## DESCRIPTION OF THE TASK
Please go line by line through the material and copy each one containing the word "수정하기".

## EXCERPTED RECORDS
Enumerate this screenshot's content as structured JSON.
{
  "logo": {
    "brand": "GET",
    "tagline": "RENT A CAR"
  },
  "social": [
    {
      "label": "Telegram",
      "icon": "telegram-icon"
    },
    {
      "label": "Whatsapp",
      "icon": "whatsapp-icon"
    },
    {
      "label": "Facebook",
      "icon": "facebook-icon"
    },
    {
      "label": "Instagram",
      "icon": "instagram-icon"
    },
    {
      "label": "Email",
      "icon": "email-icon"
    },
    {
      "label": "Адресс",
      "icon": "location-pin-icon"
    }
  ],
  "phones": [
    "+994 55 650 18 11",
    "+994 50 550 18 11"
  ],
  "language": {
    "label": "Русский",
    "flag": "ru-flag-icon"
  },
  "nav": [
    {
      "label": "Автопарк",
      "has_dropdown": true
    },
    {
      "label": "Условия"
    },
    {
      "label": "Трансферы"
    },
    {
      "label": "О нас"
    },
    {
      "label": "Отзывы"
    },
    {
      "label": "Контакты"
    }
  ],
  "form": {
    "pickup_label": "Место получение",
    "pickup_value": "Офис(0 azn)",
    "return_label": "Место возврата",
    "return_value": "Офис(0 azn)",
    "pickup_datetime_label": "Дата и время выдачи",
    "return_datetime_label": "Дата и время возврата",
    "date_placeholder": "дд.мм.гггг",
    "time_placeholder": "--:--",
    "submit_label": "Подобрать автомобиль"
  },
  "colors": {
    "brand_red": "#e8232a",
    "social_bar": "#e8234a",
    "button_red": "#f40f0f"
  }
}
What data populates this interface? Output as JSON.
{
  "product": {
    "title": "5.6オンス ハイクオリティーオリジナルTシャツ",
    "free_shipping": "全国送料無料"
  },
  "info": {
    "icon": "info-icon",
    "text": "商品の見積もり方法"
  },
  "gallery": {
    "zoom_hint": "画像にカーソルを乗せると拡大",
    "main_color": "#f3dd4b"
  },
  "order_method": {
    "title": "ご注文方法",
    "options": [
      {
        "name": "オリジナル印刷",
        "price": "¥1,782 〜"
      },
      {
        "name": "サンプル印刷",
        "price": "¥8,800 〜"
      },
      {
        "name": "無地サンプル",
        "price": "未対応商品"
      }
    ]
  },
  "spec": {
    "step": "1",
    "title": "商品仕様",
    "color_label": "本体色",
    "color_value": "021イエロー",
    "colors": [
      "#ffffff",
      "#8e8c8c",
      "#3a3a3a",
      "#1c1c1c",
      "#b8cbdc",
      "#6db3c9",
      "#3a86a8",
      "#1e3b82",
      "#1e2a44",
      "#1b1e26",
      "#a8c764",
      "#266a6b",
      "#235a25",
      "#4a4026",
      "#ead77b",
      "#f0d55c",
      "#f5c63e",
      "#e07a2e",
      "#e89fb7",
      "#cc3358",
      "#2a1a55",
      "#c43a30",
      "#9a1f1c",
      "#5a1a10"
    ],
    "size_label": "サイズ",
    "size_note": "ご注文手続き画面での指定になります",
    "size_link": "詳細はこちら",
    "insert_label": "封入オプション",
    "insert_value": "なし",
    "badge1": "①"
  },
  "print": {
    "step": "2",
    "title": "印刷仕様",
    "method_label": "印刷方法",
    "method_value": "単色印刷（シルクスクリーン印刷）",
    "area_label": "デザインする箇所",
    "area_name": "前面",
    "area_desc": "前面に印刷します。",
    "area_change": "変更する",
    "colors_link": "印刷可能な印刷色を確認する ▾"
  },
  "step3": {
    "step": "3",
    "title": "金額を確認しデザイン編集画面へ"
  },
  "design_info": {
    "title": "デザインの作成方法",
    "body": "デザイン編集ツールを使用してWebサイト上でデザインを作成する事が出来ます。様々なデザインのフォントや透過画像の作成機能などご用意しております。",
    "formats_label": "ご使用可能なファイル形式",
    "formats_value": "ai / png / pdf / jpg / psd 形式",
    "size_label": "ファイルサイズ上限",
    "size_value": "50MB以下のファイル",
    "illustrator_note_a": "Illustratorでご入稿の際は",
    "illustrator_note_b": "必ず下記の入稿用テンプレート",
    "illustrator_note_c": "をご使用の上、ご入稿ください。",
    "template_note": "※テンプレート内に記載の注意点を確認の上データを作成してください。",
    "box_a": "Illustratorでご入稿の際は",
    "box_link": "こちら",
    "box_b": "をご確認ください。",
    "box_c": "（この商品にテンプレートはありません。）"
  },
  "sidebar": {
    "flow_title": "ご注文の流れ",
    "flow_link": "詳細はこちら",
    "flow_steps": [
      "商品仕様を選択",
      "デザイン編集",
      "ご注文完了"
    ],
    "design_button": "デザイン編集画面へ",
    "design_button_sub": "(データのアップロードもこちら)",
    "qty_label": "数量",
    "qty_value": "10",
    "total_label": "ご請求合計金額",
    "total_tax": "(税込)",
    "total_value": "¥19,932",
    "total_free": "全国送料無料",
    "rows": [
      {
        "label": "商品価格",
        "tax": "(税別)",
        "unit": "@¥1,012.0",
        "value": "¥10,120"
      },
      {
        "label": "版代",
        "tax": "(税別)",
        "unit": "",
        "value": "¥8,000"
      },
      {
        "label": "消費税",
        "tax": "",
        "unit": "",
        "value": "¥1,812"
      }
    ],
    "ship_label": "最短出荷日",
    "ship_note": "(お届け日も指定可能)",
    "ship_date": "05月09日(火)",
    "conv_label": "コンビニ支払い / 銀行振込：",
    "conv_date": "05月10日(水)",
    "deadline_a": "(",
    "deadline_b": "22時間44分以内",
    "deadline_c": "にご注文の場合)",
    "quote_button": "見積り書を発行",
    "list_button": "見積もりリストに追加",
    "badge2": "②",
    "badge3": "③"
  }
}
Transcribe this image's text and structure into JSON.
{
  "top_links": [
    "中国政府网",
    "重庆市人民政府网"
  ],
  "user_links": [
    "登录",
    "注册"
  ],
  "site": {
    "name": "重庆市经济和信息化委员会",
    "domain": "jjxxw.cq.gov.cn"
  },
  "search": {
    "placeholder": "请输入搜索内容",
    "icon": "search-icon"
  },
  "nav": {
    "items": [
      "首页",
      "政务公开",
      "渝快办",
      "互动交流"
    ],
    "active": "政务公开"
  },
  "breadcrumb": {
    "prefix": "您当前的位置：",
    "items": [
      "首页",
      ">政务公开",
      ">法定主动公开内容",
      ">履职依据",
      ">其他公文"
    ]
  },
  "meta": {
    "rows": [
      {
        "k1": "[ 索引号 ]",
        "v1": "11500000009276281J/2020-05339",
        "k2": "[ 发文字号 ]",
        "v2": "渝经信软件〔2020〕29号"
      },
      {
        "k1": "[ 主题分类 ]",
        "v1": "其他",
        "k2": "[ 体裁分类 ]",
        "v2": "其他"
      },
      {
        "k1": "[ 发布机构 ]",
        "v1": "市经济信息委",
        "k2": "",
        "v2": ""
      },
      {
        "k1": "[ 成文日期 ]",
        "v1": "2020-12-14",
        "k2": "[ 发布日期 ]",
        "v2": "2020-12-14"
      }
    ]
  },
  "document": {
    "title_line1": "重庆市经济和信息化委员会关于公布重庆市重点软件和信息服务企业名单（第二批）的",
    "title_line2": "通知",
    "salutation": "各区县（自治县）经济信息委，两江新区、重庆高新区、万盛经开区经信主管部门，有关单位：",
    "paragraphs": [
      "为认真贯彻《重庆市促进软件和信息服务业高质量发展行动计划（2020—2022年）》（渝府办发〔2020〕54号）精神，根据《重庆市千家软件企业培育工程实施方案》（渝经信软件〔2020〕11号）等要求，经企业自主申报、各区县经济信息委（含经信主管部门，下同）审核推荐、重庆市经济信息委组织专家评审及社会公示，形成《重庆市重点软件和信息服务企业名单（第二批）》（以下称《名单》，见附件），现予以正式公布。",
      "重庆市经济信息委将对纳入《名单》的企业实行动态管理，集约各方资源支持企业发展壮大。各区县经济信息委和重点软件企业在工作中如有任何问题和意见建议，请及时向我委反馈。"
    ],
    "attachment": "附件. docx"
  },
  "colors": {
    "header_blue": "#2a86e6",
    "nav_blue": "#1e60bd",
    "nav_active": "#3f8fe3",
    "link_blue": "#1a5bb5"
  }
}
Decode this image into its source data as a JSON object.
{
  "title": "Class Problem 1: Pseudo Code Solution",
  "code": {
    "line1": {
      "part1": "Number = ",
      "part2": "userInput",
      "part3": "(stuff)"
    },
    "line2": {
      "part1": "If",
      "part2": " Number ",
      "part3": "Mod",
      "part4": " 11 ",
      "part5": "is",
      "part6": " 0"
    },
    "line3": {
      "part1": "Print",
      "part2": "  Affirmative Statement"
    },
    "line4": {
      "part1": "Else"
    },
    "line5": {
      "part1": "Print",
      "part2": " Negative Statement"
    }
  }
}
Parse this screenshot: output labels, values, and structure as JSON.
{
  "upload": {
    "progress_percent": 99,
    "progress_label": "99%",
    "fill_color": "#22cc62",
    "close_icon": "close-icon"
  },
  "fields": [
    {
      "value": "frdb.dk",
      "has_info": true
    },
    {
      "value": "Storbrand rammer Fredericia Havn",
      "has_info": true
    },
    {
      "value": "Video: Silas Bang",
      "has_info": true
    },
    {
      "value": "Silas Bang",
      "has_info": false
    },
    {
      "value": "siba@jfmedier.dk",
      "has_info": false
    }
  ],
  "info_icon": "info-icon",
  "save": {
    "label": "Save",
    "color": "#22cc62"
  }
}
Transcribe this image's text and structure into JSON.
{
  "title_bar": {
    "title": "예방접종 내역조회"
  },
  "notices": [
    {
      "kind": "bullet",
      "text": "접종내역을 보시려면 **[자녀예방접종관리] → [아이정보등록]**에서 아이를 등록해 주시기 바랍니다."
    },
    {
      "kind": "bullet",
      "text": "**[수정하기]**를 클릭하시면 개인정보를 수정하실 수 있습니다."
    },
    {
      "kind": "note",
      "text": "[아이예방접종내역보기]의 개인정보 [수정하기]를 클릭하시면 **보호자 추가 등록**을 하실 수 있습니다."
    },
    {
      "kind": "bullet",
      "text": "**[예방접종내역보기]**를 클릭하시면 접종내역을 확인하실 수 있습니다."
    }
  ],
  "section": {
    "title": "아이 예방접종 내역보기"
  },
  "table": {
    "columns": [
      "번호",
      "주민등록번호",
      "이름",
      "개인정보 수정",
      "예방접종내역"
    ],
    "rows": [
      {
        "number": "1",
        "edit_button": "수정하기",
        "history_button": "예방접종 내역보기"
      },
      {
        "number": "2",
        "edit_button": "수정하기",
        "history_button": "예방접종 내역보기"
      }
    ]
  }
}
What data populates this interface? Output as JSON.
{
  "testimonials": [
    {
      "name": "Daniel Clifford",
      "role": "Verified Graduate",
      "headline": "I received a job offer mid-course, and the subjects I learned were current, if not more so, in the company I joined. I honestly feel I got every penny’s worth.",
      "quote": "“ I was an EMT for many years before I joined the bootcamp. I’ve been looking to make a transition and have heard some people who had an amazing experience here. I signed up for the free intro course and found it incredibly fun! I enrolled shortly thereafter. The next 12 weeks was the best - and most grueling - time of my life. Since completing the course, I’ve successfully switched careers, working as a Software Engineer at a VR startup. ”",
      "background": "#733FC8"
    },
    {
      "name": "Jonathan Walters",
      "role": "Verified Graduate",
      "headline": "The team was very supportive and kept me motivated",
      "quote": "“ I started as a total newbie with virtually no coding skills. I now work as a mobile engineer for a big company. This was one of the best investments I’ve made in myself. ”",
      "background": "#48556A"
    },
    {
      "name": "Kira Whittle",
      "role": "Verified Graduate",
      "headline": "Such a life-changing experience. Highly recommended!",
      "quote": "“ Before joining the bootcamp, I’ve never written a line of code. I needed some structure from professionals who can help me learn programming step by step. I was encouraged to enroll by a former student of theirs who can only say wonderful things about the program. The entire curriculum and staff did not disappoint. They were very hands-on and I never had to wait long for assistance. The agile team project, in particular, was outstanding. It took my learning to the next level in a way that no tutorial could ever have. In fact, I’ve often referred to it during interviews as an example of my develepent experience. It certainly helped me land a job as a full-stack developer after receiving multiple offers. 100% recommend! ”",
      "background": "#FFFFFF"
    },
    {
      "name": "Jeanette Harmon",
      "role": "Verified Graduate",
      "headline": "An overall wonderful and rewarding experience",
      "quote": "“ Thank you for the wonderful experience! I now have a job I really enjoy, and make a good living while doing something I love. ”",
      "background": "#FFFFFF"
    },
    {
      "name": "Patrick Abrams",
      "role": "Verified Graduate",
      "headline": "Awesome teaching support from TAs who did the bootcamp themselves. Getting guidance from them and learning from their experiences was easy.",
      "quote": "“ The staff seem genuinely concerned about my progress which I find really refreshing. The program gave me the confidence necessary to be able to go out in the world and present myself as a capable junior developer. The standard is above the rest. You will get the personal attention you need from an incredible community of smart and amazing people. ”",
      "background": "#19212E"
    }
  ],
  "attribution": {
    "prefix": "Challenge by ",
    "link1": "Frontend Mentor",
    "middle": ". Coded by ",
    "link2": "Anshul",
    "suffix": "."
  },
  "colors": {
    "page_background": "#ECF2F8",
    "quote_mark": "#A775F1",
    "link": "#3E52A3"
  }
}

## COMPLETED TASK
      "text": "**[수정하기]**를 클릭하시면 개인정보를 수정하실 수 있습니다."
      "text": "[아이예방접종내역보기]의 개인정보 [수정하기]를 클릭하시면 **보호자 추가 등록**을 하실 수 있습니다."
        "edit_button": "수정하기",
        "edit_button": "수정하기",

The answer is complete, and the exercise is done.